┌──

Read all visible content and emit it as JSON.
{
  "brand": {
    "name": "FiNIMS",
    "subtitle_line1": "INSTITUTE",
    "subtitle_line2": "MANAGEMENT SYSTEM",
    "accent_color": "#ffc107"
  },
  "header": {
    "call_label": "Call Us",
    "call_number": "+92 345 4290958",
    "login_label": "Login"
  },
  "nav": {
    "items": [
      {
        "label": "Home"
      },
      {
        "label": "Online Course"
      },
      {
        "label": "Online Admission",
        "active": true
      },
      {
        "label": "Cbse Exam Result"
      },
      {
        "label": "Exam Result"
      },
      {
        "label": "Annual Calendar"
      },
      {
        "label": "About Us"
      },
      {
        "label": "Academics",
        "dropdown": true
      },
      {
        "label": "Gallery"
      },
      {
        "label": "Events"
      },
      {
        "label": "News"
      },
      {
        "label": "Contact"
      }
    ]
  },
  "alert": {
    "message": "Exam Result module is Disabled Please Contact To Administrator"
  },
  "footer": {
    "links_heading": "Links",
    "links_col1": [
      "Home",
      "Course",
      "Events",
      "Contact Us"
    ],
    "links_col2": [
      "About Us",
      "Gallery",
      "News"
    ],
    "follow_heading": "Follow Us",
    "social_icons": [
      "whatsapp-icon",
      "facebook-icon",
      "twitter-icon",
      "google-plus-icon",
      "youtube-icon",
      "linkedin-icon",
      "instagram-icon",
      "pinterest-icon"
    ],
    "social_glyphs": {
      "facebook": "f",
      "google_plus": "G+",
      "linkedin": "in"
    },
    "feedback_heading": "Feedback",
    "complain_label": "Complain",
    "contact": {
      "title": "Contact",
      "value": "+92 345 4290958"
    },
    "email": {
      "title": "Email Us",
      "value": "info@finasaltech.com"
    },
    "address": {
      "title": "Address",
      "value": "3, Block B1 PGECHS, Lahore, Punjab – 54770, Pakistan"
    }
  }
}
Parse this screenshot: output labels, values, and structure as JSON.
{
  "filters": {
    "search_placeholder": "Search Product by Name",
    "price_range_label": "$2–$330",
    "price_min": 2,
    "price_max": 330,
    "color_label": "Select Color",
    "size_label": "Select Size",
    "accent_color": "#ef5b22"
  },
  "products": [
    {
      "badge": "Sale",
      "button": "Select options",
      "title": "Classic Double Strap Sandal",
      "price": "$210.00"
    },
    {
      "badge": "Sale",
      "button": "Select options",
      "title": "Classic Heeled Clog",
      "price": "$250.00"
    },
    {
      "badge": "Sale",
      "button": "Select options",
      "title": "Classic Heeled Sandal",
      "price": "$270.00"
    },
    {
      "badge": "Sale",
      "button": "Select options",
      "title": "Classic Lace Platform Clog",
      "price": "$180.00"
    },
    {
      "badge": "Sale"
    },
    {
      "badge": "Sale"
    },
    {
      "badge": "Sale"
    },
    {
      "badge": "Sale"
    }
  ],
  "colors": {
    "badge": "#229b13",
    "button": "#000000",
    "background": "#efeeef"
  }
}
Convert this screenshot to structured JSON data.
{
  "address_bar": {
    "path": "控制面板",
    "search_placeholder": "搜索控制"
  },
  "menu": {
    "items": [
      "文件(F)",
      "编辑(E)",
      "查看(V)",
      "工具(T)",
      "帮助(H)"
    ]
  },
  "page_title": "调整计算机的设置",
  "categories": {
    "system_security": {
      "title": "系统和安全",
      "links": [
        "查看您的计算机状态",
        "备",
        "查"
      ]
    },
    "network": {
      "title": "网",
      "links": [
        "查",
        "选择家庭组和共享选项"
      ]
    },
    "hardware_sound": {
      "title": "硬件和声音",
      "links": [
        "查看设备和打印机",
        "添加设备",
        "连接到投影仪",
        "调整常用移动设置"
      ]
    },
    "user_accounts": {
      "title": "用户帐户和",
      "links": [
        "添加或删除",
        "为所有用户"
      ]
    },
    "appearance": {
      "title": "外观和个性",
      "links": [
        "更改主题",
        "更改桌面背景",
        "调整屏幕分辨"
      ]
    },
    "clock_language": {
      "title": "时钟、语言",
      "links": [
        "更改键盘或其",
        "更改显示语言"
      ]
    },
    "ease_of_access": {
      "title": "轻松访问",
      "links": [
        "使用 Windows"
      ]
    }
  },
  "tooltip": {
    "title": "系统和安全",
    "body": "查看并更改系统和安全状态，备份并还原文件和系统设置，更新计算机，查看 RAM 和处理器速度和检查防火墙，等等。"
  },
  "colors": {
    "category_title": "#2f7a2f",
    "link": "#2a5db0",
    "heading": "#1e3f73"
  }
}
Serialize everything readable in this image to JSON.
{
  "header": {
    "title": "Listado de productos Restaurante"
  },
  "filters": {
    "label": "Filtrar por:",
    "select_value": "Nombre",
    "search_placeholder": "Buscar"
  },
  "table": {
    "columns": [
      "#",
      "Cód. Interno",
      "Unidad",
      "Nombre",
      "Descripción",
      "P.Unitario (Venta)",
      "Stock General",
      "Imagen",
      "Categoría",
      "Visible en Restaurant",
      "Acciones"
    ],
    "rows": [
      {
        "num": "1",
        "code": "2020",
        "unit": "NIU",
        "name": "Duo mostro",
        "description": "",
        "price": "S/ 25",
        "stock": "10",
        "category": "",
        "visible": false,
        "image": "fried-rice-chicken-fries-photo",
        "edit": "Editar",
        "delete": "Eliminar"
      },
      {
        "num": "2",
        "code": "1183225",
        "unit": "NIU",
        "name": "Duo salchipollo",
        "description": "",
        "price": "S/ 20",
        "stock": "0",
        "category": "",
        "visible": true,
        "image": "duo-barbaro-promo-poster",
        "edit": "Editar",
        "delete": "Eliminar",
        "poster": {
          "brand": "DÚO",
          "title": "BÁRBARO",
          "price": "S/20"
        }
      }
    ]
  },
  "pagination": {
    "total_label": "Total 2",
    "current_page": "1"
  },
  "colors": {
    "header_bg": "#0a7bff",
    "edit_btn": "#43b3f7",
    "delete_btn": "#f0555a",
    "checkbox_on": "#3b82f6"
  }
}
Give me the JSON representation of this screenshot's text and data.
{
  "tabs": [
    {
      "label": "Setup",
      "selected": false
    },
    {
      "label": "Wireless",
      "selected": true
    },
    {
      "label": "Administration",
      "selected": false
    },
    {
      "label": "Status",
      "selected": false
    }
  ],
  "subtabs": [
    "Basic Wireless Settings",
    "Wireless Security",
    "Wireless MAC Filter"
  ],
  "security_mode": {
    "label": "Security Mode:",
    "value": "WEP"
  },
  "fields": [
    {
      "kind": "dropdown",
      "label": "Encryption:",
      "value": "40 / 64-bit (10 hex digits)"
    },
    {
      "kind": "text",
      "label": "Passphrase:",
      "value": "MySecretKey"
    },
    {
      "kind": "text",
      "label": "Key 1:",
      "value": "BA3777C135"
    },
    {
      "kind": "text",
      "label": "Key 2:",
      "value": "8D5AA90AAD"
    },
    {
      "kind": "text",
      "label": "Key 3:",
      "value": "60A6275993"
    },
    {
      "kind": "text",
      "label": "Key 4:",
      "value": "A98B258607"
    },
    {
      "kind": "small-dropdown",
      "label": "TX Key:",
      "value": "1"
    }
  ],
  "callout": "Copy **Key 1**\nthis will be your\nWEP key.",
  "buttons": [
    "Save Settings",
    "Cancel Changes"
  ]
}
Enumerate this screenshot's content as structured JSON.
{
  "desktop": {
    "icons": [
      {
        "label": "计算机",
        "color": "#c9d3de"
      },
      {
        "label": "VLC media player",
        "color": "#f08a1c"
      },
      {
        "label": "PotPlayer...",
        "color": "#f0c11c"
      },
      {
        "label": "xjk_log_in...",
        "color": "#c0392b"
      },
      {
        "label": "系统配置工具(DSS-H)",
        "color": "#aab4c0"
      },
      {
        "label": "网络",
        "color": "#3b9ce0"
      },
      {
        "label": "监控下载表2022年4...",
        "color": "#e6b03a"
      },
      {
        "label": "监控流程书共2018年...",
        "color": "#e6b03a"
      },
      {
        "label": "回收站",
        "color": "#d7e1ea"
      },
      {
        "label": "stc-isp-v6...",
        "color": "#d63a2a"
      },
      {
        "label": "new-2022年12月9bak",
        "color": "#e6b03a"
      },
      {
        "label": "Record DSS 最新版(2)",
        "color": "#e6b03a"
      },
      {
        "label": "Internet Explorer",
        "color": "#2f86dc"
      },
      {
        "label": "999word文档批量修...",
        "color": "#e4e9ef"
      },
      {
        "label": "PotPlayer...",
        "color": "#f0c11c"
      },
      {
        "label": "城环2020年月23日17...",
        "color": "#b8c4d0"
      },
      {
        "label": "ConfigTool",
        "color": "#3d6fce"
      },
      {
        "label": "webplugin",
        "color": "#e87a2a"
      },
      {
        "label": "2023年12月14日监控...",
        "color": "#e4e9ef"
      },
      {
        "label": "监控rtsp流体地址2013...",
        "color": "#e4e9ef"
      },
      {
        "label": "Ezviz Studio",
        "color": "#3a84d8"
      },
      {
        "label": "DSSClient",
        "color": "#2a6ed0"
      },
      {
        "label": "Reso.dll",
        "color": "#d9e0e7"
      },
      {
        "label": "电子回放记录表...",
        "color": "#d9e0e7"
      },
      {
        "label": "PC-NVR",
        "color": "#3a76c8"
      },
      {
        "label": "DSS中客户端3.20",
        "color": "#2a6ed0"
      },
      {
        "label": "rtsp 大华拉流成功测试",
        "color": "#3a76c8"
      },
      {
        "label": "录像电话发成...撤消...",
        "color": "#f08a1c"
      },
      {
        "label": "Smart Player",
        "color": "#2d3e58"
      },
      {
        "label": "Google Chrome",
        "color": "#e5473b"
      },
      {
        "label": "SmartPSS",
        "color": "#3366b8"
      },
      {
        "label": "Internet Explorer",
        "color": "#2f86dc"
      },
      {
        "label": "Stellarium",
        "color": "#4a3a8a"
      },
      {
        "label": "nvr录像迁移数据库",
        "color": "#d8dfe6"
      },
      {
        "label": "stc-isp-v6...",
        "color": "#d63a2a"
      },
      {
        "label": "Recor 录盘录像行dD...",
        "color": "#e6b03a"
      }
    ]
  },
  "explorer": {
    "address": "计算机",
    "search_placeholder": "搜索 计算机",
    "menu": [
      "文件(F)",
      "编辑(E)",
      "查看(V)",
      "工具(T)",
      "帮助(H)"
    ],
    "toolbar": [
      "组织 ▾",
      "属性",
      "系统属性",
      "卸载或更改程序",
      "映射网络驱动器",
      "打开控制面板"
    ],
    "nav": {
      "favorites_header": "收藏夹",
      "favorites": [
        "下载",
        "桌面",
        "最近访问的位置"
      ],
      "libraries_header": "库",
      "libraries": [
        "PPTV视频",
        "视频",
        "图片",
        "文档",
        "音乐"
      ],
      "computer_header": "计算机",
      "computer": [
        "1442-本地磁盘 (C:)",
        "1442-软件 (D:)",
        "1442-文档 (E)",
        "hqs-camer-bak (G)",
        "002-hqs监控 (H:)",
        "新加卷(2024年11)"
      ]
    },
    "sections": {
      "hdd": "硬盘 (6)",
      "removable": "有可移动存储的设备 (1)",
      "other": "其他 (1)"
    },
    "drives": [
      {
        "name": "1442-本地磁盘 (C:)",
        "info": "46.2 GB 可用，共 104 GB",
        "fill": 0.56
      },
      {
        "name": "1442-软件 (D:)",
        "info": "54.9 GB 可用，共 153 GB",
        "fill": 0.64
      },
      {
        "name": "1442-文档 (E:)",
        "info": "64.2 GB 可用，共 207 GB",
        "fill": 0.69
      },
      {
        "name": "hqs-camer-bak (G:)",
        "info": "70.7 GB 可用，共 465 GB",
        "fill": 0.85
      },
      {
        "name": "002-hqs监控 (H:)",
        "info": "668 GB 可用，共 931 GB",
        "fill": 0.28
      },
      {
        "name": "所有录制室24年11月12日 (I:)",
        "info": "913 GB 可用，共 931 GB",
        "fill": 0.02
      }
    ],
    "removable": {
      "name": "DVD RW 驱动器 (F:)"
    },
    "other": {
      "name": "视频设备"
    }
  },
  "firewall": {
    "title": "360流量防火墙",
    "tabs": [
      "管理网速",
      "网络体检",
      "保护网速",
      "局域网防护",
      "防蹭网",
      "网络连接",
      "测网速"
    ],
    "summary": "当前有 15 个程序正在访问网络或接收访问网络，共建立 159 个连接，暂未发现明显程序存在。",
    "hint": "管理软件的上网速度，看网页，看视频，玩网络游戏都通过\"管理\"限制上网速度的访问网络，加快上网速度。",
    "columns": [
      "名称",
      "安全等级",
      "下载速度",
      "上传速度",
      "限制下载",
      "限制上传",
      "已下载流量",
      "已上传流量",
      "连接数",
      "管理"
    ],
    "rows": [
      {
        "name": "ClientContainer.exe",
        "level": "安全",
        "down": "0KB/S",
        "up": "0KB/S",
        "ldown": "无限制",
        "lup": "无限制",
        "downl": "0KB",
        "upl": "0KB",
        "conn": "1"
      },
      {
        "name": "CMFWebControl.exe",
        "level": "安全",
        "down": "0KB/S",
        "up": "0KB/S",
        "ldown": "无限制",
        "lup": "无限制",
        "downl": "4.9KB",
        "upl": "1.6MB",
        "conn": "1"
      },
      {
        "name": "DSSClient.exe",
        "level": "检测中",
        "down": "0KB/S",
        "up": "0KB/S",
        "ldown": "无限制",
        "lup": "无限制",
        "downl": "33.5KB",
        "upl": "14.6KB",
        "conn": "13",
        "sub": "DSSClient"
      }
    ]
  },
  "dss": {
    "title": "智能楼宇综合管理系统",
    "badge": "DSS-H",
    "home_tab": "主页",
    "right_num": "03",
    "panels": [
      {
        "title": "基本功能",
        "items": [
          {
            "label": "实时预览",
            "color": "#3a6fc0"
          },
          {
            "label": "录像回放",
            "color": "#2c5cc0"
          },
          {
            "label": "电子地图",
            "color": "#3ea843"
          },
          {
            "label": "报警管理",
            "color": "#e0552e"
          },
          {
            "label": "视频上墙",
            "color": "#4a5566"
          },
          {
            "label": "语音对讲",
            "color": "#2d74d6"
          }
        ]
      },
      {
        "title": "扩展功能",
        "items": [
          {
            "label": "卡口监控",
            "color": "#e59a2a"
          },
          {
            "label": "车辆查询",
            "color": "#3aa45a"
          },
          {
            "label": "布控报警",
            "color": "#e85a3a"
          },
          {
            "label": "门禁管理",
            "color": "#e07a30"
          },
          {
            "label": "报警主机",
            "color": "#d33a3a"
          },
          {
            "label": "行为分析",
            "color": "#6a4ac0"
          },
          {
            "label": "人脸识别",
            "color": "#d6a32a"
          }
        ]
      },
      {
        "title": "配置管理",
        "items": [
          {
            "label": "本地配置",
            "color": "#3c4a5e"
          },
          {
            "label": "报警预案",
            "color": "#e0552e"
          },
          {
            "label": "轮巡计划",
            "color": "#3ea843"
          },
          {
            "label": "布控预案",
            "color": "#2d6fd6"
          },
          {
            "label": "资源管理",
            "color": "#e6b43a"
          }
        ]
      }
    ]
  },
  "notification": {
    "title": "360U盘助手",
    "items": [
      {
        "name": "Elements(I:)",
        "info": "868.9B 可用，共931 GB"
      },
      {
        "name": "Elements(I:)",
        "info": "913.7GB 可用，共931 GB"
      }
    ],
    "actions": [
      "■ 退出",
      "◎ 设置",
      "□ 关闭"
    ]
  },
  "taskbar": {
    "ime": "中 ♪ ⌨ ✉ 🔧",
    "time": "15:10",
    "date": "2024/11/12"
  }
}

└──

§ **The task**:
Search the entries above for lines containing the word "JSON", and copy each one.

§ **Solution to the exercise**:
Read all visible content and emit it as JSON.
Parse this screenshot: output labels, values, and structure as JSON.
Convert this screenshot to structured JSON data.
Serialize everything readable in this image to JSON.
Give me the JSON representation of this screenshot's text and data.
Enumerate this screenshot's content as structured JSON.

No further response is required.